In a world first, (Mediengruppe) RTL Deutschland, working with sales house IP Deutschland and technology subsidiary Smartclip, and the broadcast/IT services provider CBC, the advertiser (and confectioner) Ferrero and their agency Vizeum (Dentsu Aegis Network), has switched the embedded adverts within a broadcast signal for IP-delivered advertisements using the HbbTV 2.0 framework. The ad replacement was frame accurate in real-time, marking a dramatic technology advance. Currently it is possible, using the older HbbTV standards, to present IP-delivered ads in front of a broadcast channel viewer, but usually when they change channels (so without replacing broadcast ads in a standard broadcast break).
On Wednesday August 23, starting late evening and through the night, the RTLplus broadcast channel ran Ferrero ads showing Raffaello chocolates. Most viewers of the channel in Germany will have seen these ads. Viewers with HbbTV 2.0 compatible Smart TVs, however, saw ads for ‘nutella B-ready’ (snack bars) instead. During the ad breaks, the HbbTV 2.0 signal told their televisions to switch from the broadcast channel to an IP stream for 20 seconds (both ads were 20 seconds long) and the IP stream contained the replacement ad (nutella B-ready’).

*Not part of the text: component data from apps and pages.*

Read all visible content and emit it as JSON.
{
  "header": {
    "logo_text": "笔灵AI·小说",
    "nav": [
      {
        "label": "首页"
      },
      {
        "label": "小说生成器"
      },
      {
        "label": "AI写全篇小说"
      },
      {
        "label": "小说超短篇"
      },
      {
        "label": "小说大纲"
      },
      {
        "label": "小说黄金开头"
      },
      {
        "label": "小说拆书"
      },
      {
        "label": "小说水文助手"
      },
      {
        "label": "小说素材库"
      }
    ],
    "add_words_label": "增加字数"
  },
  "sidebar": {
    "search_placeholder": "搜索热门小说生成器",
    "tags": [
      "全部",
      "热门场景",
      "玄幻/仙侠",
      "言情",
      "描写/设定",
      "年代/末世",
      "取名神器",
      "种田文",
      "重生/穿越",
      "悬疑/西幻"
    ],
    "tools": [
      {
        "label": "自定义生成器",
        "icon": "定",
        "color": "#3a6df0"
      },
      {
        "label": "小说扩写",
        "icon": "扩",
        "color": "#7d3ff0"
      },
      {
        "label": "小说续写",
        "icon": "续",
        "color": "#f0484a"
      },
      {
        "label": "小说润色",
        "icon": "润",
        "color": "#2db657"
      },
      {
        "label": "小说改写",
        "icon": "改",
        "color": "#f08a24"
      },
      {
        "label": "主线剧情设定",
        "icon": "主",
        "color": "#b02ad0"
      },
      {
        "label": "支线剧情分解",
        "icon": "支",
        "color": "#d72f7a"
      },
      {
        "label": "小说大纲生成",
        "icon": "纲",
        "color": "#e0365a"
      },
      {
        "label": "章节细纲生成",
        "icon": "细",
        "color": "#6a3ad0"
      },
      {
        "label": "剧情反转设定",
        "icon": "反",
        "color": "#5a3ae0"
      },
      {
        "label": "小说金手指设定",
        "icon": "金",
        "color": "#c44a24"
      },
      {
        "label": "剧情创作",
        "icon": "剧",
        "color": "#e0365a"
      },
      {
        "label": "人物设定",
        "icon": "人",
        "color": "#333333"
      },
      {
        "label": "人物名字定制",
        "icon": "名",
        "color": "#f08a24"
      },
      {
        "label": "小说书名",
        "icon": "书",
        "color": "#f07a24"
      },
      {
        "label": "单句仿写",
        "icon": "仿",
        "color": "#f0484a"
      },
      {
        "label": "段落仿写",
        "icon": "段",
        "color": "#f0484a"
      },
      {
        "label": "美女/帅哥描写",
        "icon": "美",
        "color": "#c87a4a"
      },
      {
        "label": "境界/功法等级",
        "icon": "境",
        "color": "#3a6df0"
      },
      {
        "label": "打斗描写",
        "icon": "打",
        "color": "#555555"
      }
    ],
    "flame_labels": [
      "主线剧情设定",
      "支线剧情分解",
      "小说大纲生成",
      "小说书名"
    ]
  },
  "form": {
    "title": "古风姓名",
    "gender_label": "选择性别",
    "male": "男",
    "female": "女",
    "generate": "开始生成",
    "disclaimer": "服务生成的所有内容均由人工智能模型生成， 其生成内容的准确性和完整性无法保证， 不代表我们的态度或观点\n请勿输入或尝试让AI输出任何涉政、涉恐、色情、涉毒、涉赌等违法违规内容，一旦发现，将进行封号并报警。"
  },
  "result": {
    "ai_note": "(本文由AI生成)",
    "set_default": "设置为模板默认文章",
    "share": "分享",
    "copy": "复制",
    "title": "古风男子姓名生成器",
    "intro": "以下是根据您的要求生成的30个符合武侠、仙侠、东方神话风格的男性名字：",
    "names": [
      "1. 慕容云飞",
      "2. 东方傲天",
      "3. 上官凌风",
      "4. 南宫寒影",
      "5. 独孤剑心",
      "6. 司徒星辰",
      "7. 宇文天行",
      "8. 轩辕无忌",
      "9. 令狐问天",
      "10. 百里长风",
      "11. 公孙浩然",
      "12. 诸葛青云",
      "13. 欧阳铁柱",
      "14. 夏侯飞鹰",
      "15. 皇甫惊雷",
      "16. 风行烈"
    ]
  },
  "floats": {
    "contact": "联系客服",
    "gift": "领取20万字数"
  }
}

All the companies involved are correctly proud of this achievement, which was a commercial implementation (so not a test) seen by real viewers with HbbTV 2.0 televisions. This was not part of a long, ongoing ad campaign, however, so should be looked upon as a proof-of-concept for the advertising community (the two advertising choices were only run for one day).
Dynamic ad replacement is nothing new, of course. This is possible on fully IP television streams, like you see on an iPad or when watching through a Smart TV app (having entered the app to instigate IP viewing sessions, like a broadcast player service). In this case, the programme itself is streamed in IP and the ads are also streamed in IP (increasingly inserted into the stream on the server-side, but sometimes stitched into the stream at device level). Meanwhile, in the all-broadcast world, dynamic advertising insertion/replacement is possible using proprietary systems like Sky’s AdSmart. These typically download and store replacement ads on a DVR hard drive so those advertisements can be inserted into a broadcast channel while someone watches it in real-time.
Unlike these IP-into-IP and broadcast-into-broadcast ad replacement approaches, the companies backing the HbbTV standards have been working on what amounts to an IP-into-broadcast hybrid. Using HbbTV to present IP-delivered ads in front of a broadcast channel (e.g. when you tune in) and now for inserting IP-delivered ads where there would otherwise have been a broadcast-delivered ad, has great potential for the free-to-air market. German broadcasters are particularly supportive of the concept.
The RTLplus deployment this week did not involve any targeting, if you discount the idea that the minority of viewers with the latest (HbbTV 2.0) Smart TVs represent a target audience. However, there is clear potential to use this technology to target audiences in future based on demographics or other factors (like lifestyle attributes) if broadcasters can gather sufficient data about the homes involved. Thus the HbbTV technologies provide one potential route to targeted ads in free-to-air broadcast markets.
Thorsten Schütte-Gravelaar, General Manager at Smartclip, comments: “As an addressable TV specialist, we are delighted that HbbTV 2.0 is now becoming more concrete. The ad switch for Ferrero successfully proved the opportunities to better exploit both marketing sales and potential. The market will be able to exploit addressable TV in commercial breaks through the extended [HbbTV] standard, HbbTV 2.0.”
Eddy Perner, Senior Media Manager at Ferrero, says: “We have an extensive range of products that find favour with a mass audience yet also serve various specific target groups. For this reason, an opportunity to customise TV advertising is extremely interesting for us. We did not have to think twice about taking part in this pilot.”